LP: I posted a short story on one of the messageboards. I think it may have been on the Yahoo N&S Group. It was about John Thornton and Margaret Hale’s wedding day. John is waiting for Margaret to arrive at the church but she’s very late and he begins to wonder if she’s changed her mind about marrying him.
AAN: You’ve published some non-fiction pieces, can you tell us what made you want to transition to fiction?
LP: I had always written fiction and non-fiction side by side but it took me a long time to pluck up the courage to try and get the fiction published.
AAN: What impelled you to begin writing?
LP: I have always had a good imagination but I wasn’t encouraged to write any imaginative compositions at secondary school, so it wasn’t until I was nineteen that I began to write fiction. A few years later, I did a short story writing course and I was lucky enough to have one published in Woman’s Way, an Irish women’s magazine, but it made me realise that I preferred to write novels. So the vast majority of what I write are full-length novels and the occasional long short story!
AAN: Are you a plotter or a pantser? Do you have every twist worked out ahead of time or do you just see where the story takes you?
LP: With some novels I’ve written, I’ve known exactly where the plot is going. One is an historical novel as it is structured around the second world war, but with the majority of my novels, I haven’t a clue where the plot is going!
AAN: You have Pinterest boards for your novels, can you talk a little about how you construct an inspiration board?
LP: When I first joined Pinterest, I didn’t know what to do with it! But I began to explore other author’s boards and realised that it could be a very useful tool to not only story board a book but also to tell readers a bit about me – my favourite books, music, TV, and films.
I found that I could use a Pinterest board not only for inspiration but as a book trailer of sorts, too. I find it especially useful for writing historical novels as I can add some background information or newspaper headlines, as well as choosing pictures for the board which show the settings, the characters, the clothes and uniforms of the period, and what the characters would have eaten and drank. They all help me in my research and descriptions as I’m writing.
AAN: Do you prefer e-books or print books?
LP: I like both! I try to buy books from my favourite authors in print, but I also rely on my Kindle a lot. Where I live in Ireland, bookshops are few and far between, and being able to download an e-book to my Kindle in a matter of seconds is great!

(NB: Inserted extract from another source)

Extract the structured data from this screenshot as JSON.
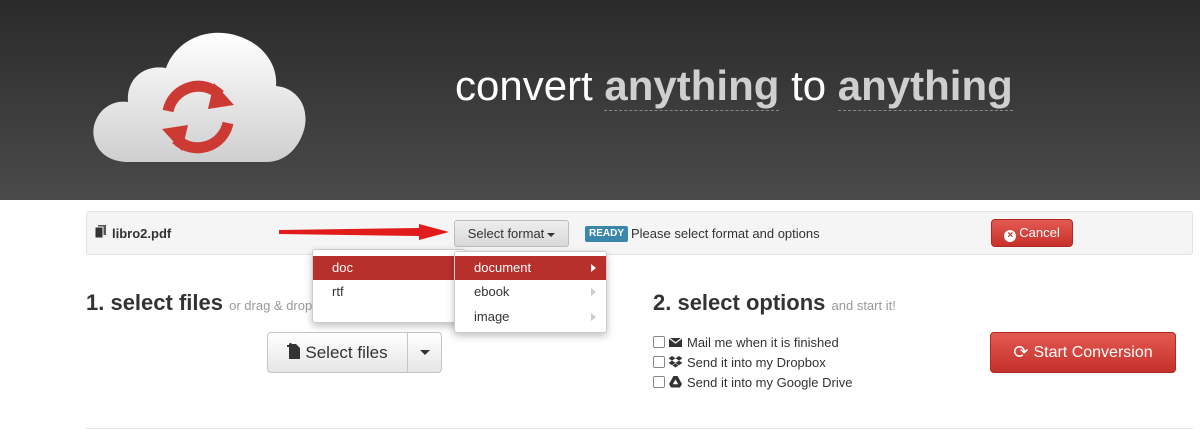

AAN: Can you tell us a little about Only You? When did you start working on it?
LP: Only You tells the story of Jane Hollinger and Robert Armstrong. Jane is divorced and teaches family history evening classes while Robert is single and an up and coming British actor. They meet when Robert joins Jane’s evening classes to help in his research for a TV role and when Jane helps him with a mystery in his family tree they can’t ignore the chemistry between them. The trouble is that Jane is a very private person, while Robert’s life is anything but private. Can Jane overcome her fear of living in the public eye to be with Robert?
I wrote Only You quite a long time ago, still in the aftermath of N&S. I loved writing it, and it took me only two months to write the first draft as I wrote it at every available opportunity. I remember finishing it sometime around four o’clock one morning!

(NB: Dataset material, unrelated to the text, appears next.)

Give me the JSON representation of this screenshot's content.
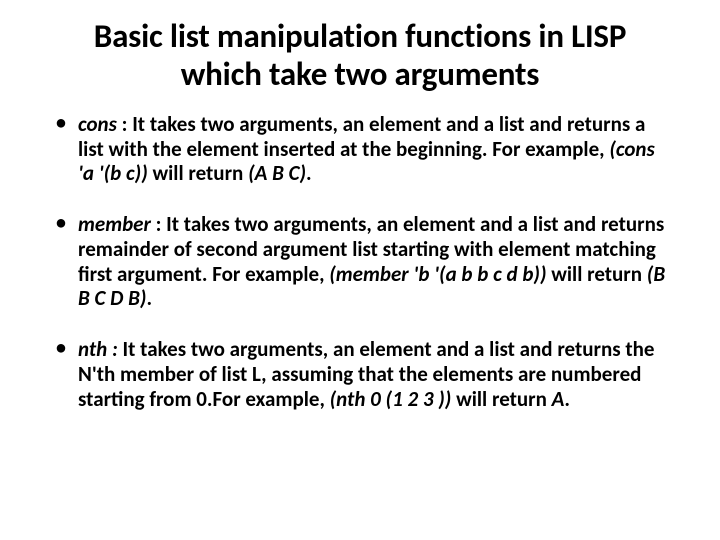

AAN: What’s next after you publish Only You? Is there something else you’re working on that you can tell us about?
LP: I have written an historical novel set during World War Two called Into The Unknown, which I hope to submit to a publisher soon. It is a prequel of sorts to Only You as it tells the story of Robert Armstrong’s grandparents.

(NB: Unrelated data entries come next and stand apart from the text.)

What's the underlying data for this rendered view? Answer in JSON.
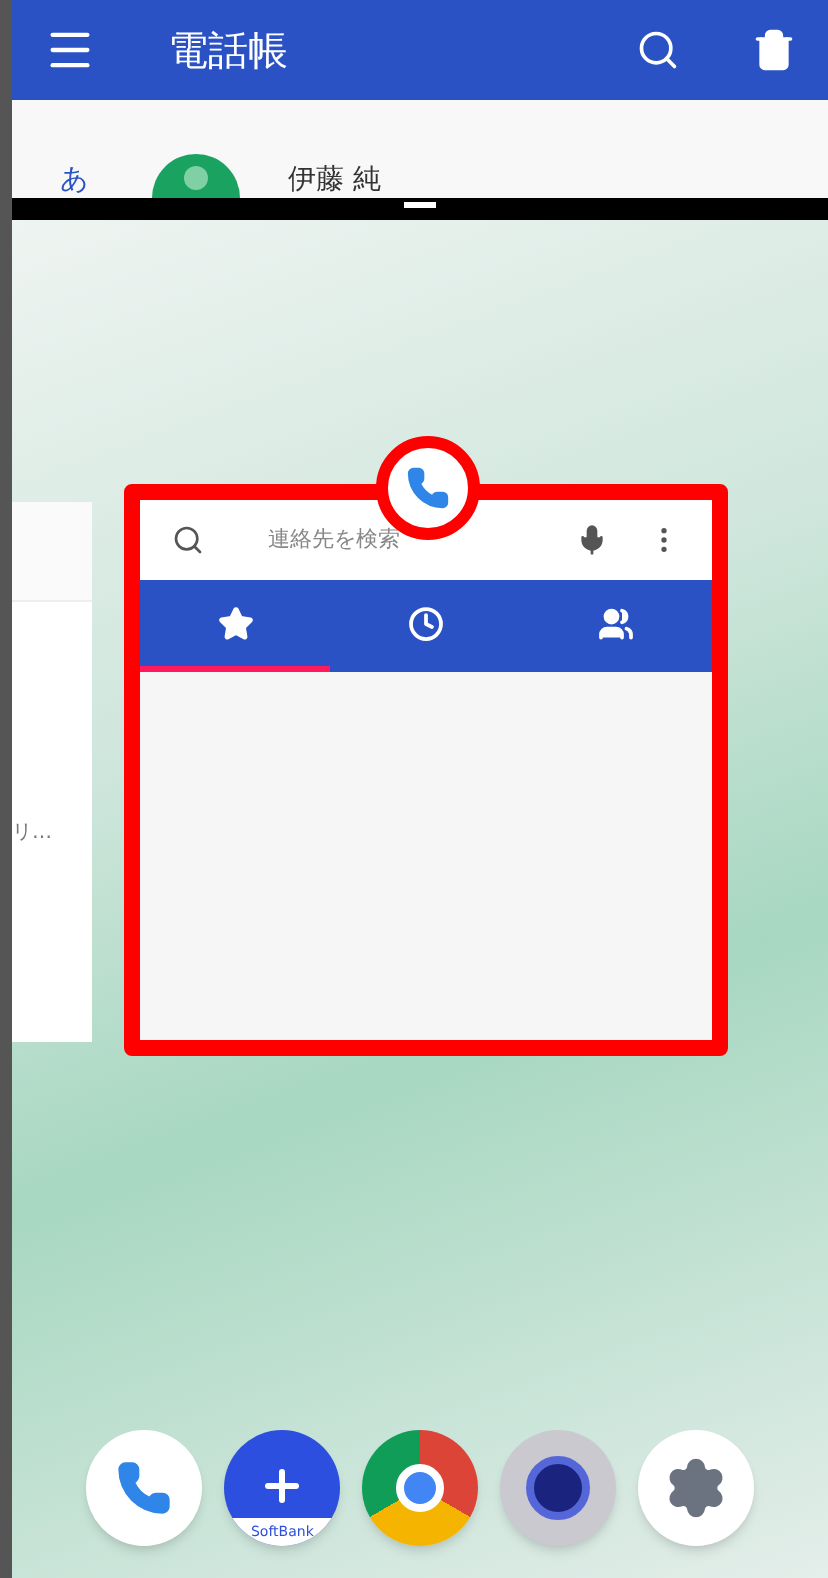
{
  "top_app": {
    "title": "電話帳",
    "index_letter": "あ",
    "contact_name": "伊藤 純"
  },
  "side_card": {
    "text": "リ…"
  },
  "focused_app": {
    "search": {
      "placeholder": "連絡先を検索"
    },
    "tabs": [
      {
        "kind": "star",
        "selected": true
      },
      {
        "kind": "clock",
        "selected": false
      },
      {
        "kind": "people",
        "selected": false
      }
    ]
  },
  "dock": [
    {
      "kind": "phone"
    },
    {
      "kind": "message",
      "label": "SoftBank"
    },
    {
      "kind": "browser"
    },
    {
      "kind": "camera"
    },
    {
      "kind": "settings"
    }
  ]
}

Only You is published by Tirgearr Publishing and is available at Amazon US here and Amazon UK here. You can find other sites linked at LornaPeel.com. Follow her on Twitter as @PeelLorna and her Facebook page here.